§ HOW TO COMPLETE THIS TASK:
Below are the records; copy out every line that holds the word "progress".

§ MATERIAL PROVIDED:
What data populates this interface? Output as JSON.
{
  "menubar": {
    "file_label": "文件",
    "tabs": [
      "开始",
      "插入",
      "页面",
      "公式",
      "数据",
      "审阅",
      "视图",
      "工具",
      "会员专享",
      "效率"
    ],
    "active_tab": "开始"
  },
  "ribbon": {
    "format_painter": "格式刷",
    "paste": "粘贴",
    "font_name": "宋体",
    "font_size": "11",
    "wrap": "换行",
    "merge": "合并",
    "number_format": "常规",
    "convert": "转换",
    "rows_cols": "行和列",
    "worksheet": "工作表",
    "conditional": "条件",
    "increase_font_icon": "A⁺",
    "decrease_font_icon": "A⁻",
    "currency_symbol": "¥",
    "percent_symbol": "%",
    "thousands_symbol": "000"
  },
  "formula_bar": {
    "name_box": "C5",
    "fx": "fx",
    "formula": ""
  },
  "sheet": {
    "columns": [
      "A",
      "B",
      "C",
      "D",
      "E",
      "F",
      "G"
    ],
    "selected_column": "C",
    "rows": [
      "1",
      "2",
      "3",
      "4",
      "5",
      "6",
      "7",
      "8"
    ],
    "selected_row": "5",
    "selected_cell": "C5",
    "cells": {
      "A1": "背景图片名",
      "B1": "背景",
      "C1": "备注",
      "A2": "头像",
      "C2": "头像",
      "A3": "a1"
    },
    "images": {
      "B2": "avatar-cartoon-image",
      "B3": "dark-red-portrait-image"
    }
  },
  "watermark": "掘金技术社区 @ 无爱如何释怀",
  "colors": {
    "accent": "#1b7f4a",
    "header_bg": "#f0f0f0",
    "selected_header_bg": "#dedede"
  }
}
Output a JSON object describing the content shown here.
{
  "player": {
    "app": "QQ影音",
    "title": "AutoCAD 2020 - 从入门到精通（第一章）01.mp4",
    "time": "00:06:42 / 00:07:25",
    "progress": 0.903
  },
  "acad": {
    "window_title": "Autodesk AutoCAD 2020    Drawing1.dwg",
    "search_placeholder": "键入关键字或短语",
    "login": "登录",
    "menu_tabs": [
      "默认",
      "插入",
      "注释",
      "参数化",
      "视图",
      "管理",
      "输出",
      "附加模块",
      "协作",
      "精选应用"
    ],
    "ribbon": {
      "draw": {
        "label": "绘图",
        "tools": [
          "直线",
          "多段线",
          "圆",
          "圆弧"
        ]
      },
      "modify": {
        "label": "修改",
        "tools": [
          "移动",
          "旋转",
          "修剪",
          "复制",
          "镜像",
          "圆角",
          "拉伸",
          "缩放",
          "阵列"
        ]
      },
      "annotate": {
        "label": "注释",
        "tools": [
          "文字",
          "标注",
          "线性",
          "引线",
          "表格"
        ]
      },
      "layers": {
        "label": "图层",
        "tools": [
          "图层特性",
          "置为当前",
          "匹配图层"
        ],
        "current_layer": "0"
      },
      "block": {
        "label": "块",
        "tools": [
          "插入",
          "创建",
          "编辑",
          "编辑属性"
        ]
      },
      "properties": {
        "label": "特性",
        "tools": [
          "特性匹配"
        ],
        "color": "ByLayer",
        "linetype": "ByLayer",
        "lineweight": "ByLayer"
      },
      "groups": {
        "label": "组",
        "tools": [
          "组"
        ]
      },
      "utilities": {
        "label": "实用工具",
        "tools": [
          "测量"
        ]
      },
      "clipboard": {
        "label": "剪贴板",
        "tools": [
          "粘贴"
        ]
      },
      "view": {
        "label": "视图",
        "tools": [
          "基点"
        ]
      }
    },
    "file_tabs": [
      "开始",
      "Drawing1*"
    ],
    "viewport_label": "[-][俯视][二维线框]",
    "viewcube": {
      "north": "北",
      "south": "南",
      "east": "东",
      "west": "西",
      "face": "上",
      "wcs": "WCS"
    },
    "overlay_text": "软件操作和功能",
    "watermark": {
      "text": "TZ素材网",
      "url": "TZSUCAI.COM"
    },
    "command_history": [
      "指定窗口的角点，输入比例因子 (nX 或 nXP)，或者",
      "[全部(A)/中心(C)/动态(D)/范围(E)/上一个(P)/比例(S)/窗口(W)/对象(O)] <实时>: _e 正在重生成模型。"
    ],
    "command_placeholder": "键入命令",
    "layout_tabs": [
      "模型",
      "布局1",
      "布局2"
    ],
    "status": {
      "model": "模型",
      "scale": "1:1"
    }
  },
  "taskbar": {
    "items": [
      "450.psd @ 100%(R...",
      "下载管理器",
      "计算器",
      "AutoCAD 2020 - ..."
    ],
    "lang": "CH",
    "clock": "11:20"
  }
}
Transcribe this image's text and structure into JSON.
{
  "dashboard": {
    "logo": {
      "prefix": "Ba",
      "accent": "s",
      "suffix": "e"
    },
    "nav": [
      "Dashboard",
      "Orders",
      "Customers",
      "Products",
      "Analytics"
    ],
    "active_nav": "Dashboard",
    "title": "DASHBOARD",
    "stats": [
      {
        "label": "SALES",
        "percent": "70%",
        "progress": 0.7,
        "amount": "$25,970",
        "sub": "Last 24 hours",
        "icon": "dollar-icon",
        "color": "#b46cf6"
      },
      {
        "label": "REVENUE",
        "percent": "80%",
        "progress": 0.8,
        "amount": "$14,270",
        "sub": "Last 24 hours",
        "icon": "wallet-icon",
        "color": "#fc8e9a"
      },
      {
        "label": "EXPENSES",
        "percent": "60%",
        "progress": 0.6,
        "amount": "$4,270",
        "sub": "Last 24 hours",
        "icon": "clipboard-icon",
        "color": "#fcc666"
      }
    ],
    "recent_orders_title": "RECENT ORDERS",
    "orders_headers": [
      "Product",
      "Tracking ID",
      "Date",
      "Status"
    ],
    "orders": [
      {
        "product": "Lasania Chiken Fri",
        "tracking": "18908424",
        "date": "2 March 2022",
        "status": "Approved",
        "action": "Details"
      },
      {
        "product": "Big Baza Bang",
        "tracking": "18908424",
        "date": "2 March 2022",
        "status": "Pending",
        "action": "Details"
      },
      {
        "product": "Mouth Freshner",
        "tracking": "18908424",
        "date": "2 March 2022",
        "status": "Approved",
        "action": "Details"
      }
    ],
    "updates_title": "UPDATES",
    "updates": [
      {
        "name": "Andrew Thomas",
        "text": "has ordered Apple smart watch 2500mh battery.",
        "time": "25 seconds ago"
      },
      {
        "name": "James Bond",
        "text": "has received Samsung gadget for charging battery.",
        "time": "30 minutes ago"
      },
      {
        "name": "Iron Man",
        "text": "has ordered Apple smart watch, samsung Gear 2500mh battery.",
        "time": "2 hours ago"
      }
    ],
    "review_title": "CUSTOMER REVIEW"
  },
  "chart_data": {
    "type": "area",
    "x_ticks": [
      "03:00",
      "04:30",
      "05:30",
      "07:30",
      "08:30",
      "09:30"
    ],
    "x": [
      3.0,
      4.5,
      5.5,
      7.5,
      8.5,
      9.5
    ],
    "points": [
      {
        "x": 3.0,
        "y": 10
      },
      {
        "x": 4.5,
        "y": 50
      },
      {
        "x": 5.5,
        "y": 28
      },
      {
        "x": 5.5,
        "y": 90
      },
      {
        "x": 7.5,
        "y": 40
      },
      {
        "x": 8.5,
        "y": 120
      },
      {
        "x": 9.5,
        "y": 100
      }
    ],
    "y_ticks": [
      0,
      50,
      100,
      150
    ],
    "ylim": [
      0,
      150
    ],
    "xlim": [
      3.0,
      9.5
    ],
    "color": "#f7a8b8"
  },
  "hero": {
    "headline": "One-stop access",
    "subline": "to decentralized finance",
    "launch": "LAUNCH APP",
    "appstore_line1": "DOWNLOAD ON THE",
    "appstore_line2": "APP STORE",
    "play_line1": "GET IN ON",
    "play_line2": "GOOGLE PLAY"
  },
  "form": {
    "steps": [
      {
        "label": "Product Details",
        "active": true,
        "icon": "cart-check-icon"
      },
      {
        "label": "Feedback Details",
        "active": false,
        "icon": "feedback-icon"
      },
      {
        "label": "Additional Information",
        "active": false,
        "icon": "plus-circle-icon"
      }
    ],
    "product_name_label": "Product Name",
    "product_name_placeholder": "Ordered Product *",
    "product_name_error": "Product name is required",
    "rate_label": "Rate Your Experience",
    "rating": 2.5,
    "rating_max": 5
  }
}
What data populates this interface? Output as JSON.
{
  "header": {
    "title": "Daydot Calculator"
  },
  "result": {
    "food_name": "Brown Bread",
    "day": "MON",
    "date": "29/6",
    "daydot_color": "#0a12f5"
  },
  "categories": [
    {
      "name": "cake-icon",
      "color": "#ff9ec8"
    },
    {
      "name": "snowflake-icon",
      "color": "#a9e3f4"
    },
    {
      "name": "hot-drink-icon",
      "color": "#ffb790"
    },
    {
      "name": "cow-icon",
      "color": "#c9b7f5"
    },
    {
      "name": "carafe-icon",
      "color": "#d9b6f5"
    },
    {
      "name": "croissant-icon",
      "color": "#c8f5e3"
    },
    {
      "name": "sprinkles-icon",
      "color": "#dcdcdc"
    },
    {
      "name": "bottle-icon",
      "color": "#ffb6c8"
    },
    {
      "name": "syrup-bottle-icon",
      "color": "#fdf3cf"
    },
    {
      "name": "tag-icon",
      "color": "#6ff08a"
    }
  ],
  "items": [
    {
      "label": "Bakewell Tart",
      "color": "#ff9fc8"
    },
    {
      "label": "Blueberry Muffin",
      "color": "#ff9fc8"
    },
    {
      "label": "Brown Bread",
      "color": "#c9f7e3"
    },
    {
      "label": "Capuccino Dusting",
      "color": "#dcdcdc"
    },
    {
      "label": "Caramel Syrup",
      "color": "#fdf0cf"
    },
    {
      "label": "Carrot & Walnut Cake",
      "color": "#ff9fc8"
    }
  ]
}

§ TASK RESPONSE:
    "progress": 0.903
        "progress": 0.7,
        "progress": 0.8,
        "progress": 0.6,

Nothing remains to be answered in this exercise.